There’s only one drink to drink at the skating rink. Suicide. Pepsi, 7-Up, and Big Red in one cup. It looks like cherry cola and tastes like magic. At 50¢ per cup, I can only afford two on a typical night unless I win a race and get a free drink. I count on winning a race later, so I use my leftover change to buy Chewy Sweet-tarts. Three of the flavors in the pack combine the perfect ratio of sweet to sour, but I throw the lemon away because it’s just too lemony. It’s clear that Journey’s “Faithfully” is winding down because Steve Perry has switched from actual lyrics to “whooa, oh-oh-ooh, whooa, oh-oh-ooh, oh, whooa, oh-oh-oh, oh-whoooooa-oh,” so I skate back to the edge of the rink, ready to reenter as soon as the announcement is made that skating rights for all have returned.

“Gotta make a move to a town that's right for me
Town to keep me movin', keep me groovin' with some energy”

“We now return to all-skate. That’s right, it’s alllll-skate. Everyone, make your way back to the rink!” I don’t need to be told twice. I’m already a quarter of the way around the rink before “Freeze Frame’s” first note. I spend the next couple of hours in a blur of light, sound, and heat. The sound of a race’s starting whistle, the lack of cheering when I win the race, my timid request for the D.J. to play “Don’t Stop ‘til You Get Enough,” and an offer from a stranger to buy some red and blue capsules in a Ziploc baggie that I quickly decline are the only uncomfortably real moments in my evening. Though songs come and go, it’s “Funkytown” that defines my spirit and connects me to this place. Its refrains repeat in my psyche:

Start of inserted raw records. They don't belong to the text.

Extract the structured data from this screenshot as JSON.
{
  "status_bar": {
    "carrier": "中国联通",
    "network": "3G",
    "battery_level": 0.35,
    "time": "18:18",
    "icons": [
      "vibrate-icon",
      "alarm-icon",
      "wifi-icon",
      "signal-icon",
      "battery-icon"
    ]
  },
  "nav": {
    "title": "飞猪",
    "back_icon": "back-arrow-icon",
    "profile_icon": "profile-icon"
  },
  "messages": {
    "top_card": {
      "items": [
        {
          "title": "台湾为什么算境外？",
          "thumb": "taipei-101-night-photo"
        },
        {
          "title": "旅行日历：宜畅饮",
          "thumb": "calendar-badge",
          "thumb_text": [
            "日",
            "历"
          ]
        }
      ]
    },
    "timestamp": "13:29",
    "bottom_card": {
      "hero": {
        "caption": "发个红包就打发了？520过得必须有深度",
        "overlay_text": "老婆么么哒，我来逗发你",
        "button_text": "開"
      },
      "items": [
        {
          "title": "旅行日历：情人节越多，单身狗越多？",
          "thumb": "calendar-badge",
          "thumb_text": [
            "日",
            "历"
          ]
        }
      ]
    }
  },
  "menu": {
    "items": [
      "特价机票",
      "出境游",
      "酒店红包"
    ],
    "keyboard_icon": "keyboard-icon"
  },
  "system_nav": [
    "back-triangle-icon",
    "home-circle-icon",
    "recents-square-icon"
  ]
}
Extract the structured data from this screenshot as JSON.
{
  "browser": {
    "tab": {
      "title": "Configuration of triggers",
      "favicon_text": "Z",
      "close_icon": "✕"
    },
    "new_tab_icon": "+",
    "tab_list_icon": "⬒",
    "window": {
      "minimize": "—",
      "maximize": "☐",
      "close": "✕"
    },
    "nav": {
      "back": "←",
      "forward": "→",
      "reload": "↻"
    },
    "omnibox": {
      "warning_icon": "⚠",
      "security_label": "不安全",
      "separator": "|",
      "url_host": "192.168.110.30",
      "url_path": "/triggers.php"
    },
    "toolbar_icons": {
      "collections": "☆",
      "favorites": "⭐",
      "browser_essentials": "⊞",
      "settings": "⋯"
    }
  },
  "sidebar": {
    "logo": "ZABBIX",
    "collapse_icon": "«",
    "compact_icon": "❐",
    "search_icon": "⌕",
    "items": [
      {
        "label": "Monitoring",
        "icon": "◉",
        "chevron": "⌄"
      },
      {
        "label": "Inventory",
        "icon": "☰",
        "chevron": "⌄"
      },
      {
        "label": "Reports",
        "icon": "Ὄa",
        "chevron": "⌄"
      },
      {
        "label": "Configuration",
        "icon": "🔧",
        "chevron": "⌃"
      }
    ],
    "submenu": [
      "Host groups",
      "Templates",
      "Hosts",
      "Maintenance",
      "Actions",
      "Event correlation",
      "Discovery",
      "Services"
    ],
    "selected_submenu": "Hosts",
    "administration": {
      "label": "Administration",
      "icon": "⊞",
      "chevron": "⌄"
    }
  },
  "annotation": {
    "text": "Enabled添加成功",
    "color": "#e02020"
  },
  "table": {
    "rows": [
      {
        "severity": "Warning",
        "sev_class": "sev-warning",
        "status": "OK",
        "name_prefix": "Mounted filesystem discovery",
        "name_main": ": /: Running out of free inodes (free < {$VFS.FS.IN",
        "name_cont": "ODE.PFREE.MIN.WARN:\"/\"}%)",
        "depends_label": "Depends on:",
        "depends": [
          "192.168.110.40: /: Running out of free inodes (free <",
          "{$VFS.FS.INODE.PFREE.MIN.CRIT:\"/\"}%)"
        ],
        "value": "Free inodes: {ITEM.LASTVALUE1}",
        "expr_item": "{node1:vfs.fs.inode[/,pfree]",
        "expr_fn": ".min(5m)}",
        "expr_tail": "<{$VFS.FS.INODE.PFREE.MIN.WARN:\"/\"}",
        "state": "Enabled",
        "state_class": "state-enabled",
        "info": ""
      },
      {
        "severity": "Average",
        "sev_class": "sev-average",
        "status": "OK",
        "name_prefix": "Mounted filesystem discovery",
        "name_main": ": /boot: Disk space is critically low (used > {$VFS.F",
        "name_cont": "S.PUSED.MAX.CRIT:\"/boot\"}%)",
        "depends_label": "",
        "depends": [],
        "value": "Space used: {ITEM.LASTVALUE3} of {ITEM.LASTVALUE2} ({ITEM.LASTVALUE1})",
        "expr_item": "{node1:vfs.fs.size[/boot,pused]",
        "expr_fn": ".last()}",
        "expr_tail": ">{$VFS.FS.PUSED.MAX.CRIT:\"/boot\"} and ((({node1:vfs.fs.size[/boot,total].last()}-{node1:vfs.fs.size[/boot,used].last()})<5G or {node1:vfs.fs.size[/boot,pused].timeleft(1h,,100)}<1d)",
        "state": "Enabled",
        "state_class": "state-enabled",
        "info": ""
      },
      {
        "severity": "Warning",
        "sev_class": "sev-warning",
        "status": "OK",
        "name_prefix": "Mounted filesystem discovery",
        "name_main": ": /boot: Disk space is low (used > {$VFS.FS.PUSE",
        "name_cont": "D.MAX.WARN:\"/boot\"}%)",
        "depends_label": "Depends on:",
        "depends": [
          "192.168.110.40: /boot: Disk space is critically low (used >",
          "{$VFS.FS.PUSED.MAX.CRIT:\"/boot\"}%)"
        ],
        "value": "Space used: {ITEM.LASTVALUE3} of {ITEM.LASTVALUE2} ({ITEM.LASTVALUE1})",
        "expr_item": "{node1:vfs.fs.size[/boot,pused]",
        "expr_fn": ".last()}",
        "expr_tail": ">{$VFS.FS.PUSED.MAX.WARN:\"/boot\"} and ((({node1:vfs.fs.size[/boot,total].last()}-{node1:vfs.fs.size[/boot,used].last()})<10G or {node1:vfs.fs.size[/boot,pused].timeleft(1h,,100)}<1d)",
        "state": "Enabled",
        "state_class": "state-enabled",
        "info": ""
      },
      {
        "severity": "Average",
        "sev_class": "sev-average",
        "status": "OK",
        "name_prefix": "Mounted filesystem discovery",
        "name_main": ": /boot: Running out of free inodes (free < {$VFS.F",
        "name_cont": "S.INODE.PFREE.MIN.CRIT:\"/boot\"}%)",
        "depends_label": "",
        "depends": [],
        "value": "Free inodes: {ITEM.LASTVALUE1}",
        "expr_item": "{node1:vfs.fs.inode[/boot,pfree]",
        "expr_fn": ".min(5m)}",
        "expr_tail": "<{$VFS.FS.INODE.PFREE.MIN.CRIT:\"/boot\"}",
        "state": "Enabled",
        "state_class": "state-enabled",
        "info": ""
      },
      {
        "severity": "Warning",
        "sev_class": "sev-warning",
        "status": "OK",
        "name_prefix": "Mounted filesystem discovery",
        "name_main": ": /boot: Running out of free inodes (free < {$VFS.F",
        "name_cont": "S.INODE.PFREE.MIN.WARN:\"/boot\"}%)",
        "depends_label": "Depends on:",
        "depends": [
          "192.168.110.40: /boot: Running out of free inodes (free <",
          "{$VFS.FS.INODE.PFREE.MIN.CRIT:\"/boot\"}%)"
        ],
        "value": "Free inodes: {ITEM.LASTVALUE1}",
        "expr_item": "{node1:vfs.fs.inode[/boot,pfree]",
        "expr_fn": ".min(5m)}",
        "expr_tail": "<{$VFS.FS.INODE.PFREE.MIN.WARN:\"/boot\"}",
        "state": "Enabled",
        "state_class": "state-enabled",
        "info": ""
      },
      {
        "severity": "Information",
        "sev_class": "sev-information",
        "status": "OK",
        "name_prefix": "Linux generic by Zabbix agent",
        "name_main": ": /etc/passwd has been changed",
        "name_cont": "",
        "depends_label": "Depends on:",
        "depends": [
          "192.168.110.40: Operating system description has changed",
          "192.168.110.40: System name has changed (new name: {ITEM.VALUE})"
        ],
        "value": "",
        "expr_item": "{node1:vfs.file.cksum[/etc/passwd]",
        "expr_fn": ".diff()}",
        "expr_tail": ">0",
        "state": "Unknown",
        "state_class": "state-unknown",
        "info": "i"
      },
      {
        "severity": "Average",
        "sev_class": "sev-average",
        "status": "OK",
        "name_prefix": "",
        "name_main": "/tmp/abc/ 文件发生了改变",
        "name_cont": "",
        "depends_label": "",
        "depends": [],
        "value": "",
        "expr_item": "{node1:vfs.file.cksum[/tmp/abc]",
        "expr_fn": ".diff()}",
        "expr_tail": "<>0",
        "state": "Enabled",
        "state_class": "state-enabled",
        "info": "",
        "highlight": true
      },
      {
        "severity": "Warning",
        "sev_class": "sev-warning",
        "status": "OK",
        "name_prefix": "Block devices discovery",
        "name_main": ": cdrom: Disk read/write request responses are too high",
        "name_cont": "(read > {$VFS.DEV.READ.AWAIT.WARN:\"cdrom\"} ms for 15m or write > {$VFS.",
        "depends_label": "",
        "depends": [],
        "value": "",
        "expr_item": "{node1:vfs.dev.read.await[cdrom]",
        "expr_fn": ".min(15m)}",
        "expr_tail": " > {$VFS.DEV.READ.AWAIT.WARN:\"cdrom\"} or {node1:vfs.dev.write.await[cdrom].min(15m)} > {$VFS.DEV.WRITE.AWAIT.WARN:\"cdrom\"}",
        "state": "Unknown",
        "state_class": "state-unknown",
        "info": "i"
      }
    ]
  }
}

“Gotta move on
Gotta move on
Gotta move on”

As the clock on the back wall nears 10:45, my heart sinks. Eleven o’clock is my curfew. Like Cinderella, I’ll return to the mundane. To lonely silence. To poverty. My self-esteem ebbs in preparation for the real world as the minutes tick by: too fast now. Though I can accurately gauge time by song length, I sneak furtive glances at the clock anyway until it’s time to leave. This time, I exit the floor slowly. Mournfully.

I pull my shoes out of their cubby and unlace borrowed skates. Dirty knock-off Keds with small holes forming over my big toes replace the wheels that take me away from a reality in which I wear shoes like this. My walk to the skate-rental counter is uncomfortable. I am 3-inches shorter than I was a moment ago, and my feet feel too light. Skating in high-speed ovals for the past several hours now creates the sensation that I am moving faster than I really am. All sense of my body’s motion in relation to the ground under my feet is distorted.

This feeling dissipates and is replaced by a throbbing ache in my feet as I steel myself along the walk home. The air is crisp, but the leaves are still in the breezeless night. Loose rocks and asphalt feel like knives underfoot as I walk through my apartment complex. A few lights are on in windows, but my unit is pitch-black. Wishing I could fast-forward to next Friday night, I open the door and step inside.

“A-won't you take me to Funkytown?
Won't you take me to Funkytown?
Won't you take me to Funkytown?
Won't you take me to Funkytown?”


Song lyrics from “Funkytown,” by Lipps, Inc.

2 comments:

  1. Such wonderful writing, you would make a great English teacher! Hope your year is going well :)

    -Jennifer Wang

    ReplyDelete
  2. Thanks, Jenn! All is well here. I hope you're having a wonderful time in college!

    ReplyDelete